Voices, actions of local coaches make difference as Firecracker softball begins
Mikawa shortstop Calvin Martinez fields the ball during his team's tournament-opening 21-8 loss to American Legion.
Sometimes, people’s voices and actions can make a difference, if the run-up to this weekend’s Firecracker Shootout, a Pacificwide softball tournament for interservice teams, was an indicator.
The Firecracker, hosted by Foster Athletics on Okinawa since 1995, at one time featured the second-largest contingent of off-island teams of any of the so-called Pacific Grand Slam tournaments. As many as 16 teams one year, from far-away locales such as Hawaii and Guam, would attend the event, which also served as a warm-up for the now-defunct Marine Far East Regional Tournament.
But in recent years, budget cuts have limited Marine Corps Community Services in what aid it could provide off-island teams. No longer can MCCS provide bus transportation to teams going to and from Naha International Airport or Kadena Air Base. And Building 484 on Foster, a temporary billeting facility used to house visiting teams, is no longer available. All that left visiting teams to fend for themselves or seek help locally from on-island teams, players and coaches.
And the latter have begun taking things into their own hands, in an effort to “build the tournament back up to where it used to be,” said Robert Putney of Club Red and one of the longtime veterans of the Firecracker as a player and coach.
Evidence of that sort of assistance was seen Wednesday, when several players and coaches, including Putney, spent the day shuttling players from Naha Airport to Foster.
Visiting teams also reached out to billeting facilities such as Kadena’s Shogun Inn and Navy Gateway Inns and Suites, and Foster’s WestPac Lodge, to try to secure rooms on a space-available basis, there being no way for visiting teams to get official travel orders as was prevalent in the 1990s and 2000s.
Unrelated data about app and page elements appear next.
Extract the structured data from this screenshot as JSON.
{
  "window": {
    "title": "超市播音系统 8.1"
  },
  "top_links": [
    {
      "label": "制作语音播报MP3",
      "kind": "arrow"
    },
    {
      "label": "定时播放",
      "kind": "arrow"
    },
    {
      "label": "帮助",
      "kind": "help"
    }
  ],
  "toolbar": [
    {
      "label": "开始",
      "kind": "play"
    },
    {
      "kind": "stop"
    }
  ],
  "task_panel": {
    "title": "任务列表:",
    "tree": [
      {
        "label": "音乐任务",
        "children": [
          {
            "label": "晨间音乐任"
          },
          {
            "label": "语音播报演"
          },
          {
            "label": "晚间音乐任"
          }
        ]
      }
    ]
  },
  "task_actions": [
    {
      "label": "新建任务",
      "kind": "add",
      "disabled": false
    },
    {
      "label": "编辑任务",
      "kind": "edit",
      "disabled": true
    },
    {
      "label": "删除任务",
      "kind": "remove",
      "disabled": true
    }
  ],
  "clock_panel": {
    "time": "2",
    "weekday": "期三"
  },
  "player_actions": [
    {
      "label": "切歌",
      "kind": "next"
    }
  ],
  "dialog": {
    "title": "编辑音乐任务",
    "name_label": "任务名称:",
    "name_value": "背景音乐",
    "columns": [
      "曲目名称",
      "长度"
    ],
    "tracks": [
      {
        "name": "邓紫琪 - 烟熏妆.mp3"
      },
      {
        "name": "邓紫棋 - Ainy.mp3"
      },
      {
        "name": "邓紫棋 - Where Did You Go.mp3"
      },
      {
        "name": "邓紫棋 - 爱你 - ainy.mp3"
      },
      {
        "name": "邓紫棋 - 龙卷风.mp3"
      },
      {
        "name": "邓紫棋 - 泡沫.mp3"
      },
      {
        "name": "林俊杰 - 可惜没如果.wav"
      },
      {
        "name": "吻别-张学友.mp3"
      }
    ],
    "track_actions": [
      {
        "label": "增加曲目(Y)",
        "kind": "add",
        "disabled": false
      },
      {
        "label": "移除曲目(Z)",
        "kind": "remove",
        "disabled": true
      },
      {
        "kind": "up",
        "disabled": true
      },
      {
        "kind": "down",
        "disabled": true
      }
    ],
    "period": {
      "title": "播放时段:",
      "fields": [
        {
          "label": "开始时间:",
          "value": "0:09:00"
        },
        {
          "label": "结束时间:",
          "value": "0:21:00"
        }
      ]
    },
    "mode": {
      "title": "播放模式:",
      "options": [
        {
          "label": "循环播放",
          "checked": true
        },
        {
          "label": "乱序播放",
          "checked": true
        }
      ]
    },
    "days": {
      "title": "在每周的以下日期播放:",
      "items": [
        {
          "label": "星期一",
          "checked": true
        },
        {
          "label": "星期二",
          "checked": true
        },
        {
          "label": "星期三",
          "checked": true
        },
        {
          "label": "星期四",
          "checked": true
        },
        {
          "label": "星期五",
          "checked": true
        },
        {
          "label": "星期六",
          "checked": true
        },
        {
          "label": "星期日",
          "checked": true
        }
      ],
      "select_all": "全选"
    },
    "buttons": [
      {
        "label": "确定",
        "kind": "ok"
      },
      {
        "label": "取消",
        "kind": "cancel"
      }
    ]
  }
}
Coaches also stepped up on behalf of visiting teams when the tournament schedule was announced at Wednesday’s pre-tournament coaches meeting. The 16 men’s teams were split into round-robin pools of eight teams each, but only the top four in each pool were initially eligible to qualify for the two-day double-elimination round starting Saturday morning.
Coaches pointed out that off-island teams spent thousands of dollars each to secure enough airline tickets and hotel rooms for their players, and it wouldn’t be fair, they said, for one of those teams to be limited to two days of pool play for that investment. They cited the Memorial Day weekend Pacificwide tournament at Yongsan Garrison, South Korea, in which all 18 men’s open teams qualified for the double-elimination playoffs.
Initially, Foster Athletics officials said the contracts for everything from tournament staff to field maintenance to umpires had already been finalized for a set amount of games and it could not be changed. But a call was made to MCCS’ highers-up, who agreed to let five teams in each pool qualify for the playoffs. A new schedule was drawn up and distributed to the teams as the tournament began Thursday evening.
Rather than longing for the days when the tournament was larger and truly Pacificwide in nature, both off- and on-island teams are putting their hands together to find ways to revitalize it. Rather than accept a schedule they felt worked to the detriment of visiting teams, coaches took matters to the right people, who addressed it.